After a three year decline, consumer credit card growth is showing signs of improvement.
Total outstanding credit card debt has been down for nearly three years and consumers remain reluctant to add to their overall debt burden as the economy recovers, CollectionsCreditRisk.com reports.
Data released by Equifax Inc. on July 1, however, indicates that new bankcard account originations increased 35 percent from March 2010.
The increase in new card accounts is not only attributable to an increase in the number of new cards, but also, in a sign card lending competition is heating up, with higher lines of credit available.
Credit lines also expanded incrementally, though Equifax did not indicate by how much nor did it release the total number of new consumer credit card accounts issuers opened, CollectionsCreditRisk.com reports.
Auriemma Consulting Group conducted a study among 1,026 consumers in March that indicated consumers are spending less monthly on credit cards than they were before the recession and their outstanding credit card balances are lower.
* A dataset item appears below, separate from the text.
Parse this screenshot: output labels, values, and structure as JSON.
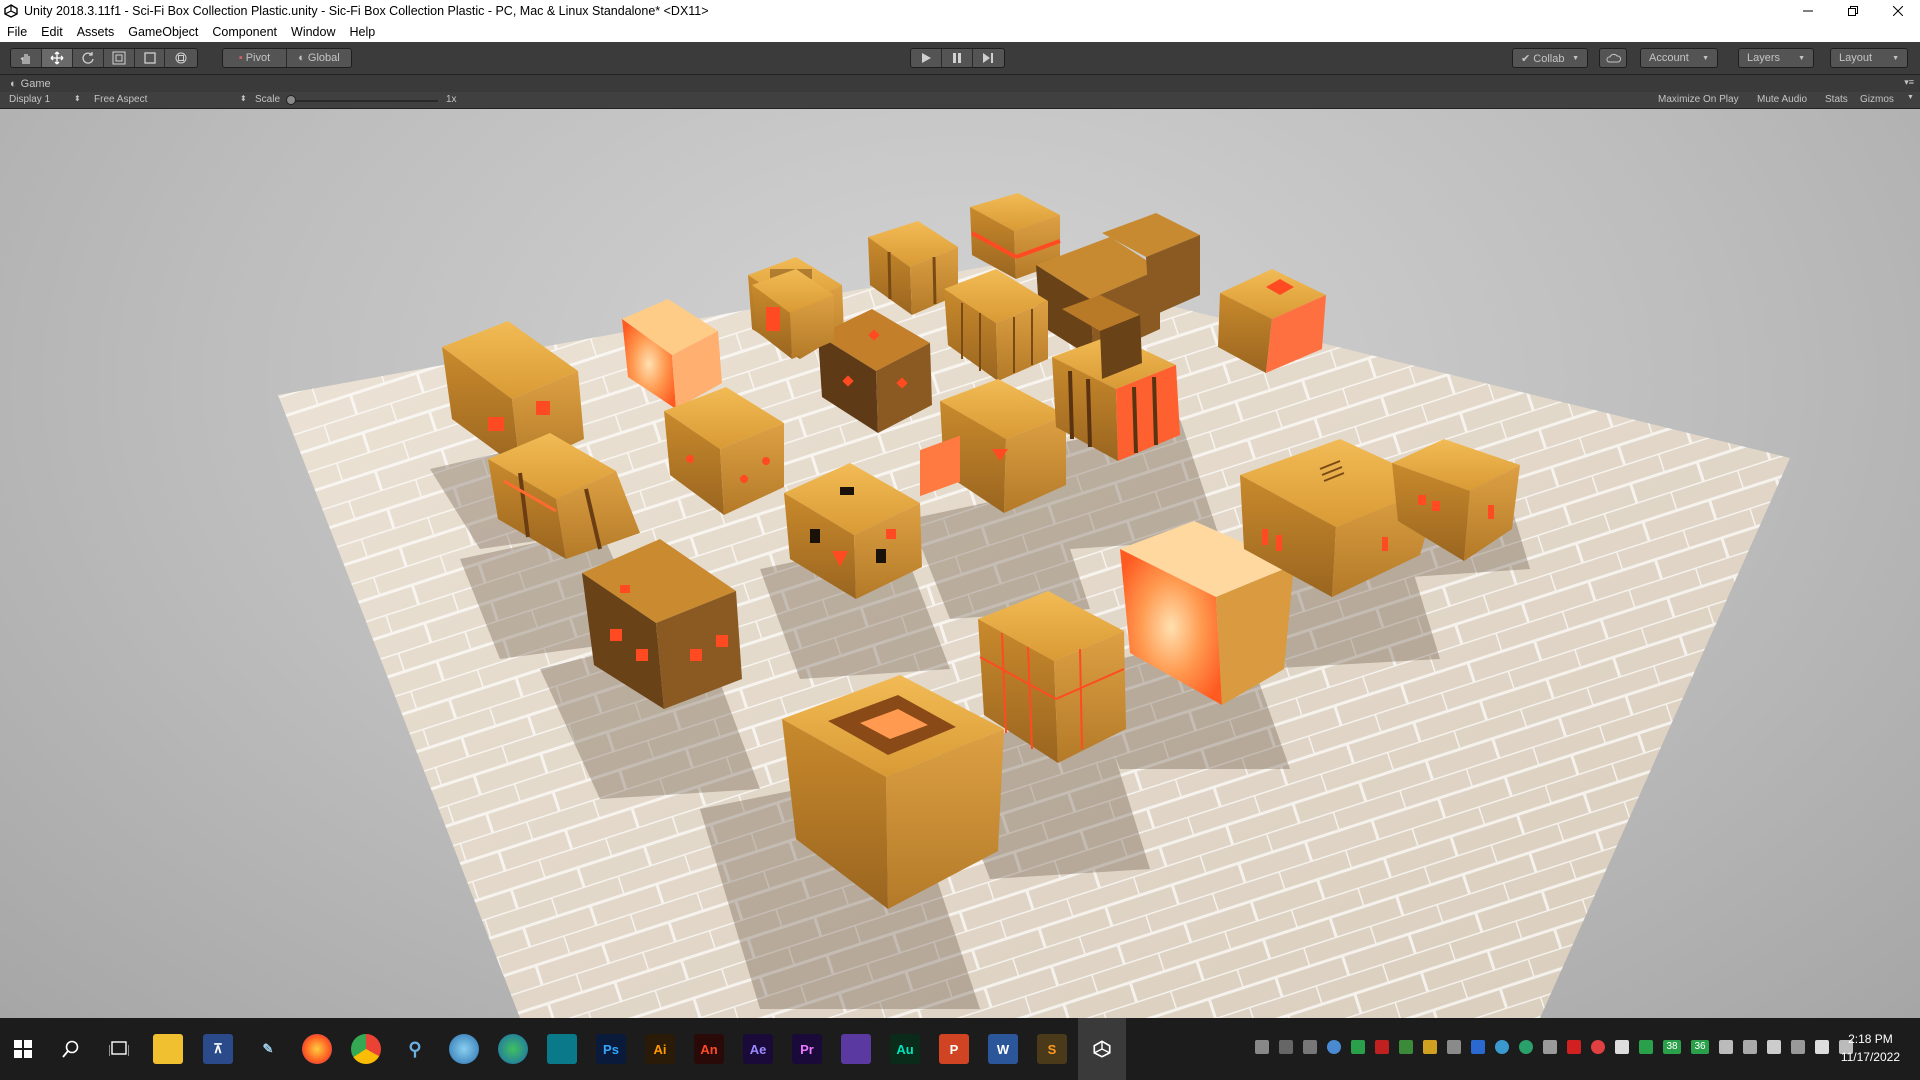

“For a broad swathe of consumers, the recession is not over,” Patricia Sahm, the managing director at Auriemma, said, according to CollectionsCreditRisk.com. “During the recession we saw a major shift in the way people used credit cards that caused them to pull back on credit card spending, protecting their credit lines for emergencies, while turning to debit cards for everyday purchases. Those habits have not shifted back to the way it was before the recession.”